Keep blood sugar levels down:  Exercise and diet help keep blood  sugar levels in check.

Maintain a healthy weight:  Fat cells release many substances that increase inflammation, promote insulin resistance, and contribute to  atherosclerosis.

Don’t smoke:  Smoking and the use of tobacco products isn’t just bad for your lungs, it is bad for your heart too.

Posted in General Information /Health Topics /Heart Health /

ASK THE EXPERT // A Healthier You!

Our health is important.  You can definitely be an active participant in your journey to a healthier life.  In February, the American Heart Association spotlights on heart disease to raise awareness to the number one health risk in our country. 

Let’s face it, your heart is an amazing thing.  It keeps all the systems of the body going, beating day in and day out, pumping blood 24/7.  Oxygen and nutrient rich blood is delivered to our bodies organs and tissues—it then carries away waste.  Your heart carries out all of its work and relies on its own electrical system to do so.  

Overall, we can help our hearts by taking care of our bodies.  Everyday actions to keep you healthy include: 

Eat well – Eat a balanced and healthy diet.  Avoid fats, sugars, alcohol and caffeine.  Eat whole foods, not processed foods.  Don’t overeat.  Keeping a healthy body weight goes hand in hand with good health.

Get moving and keep moving – Not only does exercise help you burn calories, it is a great way to reduce stress.  Whether you walk, do yoga or chair exercises, exercise is great for you.

Get enough sleep – Sleep struggles affect many things, our mood and heart health among them.  It can be a vicious cycle when we lose sleep and then feel tired, cranky and unwell from lack of sleep.  Try some relaxation techniques, minimize alcohol and caffeine intake, limit screen time and go to bed at the same time each night.  Good sleep is a building block to good health. 

Keeping a positive attitude helps too.  Many things we just can’t control.  Knowing what we can control is a great way to help manage our own health.  All of the things mentioned above contribute to a healthier you. 
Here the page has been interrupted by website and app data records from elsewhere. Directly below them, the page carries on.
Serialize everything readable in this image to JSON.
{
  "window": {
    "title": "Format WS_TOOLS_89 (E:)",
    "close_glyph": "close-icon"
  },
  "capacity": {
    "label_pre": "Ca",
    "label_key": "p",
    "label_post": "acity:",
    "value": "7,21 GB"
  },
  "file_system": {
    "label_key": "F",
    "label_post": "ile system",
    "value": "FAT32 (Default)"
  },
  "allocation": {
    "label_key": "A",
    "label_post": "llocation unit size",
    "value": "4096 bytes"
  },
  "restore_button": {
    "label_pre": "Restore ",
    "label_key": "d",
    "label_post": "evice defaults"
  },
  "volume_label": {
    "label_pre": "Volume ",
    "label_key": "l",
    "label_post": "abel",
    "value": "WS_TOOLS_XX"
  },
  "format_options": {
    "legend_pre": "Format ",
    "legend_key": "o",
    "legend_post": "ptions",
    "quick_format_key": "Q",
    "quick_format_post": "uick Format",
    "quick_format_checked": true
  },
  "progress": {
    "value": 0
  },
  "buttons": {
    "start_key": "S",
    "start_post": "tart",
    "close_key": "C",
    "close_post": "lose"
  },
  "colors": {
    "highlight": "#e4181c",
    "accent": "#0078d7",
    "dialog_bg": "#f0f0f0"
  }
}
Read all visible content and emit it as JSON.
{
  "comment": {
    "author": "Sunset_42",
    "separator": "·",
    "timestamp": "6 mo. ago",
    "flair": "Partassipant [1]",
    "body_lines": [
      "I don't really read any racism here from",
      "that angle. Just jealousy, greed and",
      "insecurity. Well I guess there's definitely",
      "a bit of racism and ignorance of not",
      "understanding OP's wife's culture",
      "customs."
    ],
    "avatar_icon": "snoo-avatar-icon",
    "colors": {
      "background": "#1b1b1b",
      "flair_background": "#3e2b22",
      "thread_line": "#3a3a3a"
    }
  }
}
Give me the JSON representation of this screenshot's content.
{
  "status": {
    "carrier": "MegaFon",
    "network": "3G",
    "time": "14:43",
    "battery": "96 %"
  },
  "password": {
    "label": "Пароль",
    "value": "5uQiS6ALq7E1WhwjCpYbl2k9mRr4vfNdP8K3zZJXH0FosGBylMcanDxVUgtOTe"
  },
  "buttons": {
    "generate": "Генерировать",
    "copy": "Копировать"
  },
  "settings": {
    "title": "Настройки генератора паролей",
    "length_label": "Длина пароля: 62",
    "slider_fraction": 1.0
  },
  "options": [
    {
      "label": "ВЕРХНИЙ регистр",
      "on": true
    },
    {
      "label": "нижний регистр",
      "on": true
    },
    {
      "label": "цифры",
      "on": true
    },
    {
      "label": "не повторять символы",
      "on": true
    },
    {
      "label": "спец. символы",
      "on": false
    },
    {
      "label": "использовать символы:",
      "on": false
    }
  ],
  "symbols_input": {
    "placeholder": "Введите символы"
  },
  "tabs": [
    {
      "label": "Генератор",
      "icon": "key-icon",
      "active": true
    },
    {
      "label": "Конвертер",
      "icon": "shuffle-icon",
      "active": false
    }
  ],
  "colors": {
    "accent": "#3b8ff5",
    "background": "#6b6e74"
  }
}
Happy New Year from the nursing team at Copperfield Hill! 

~Olivia Caspers, RN, BSN

Posted in Health Topics /Heart Health /Nursing /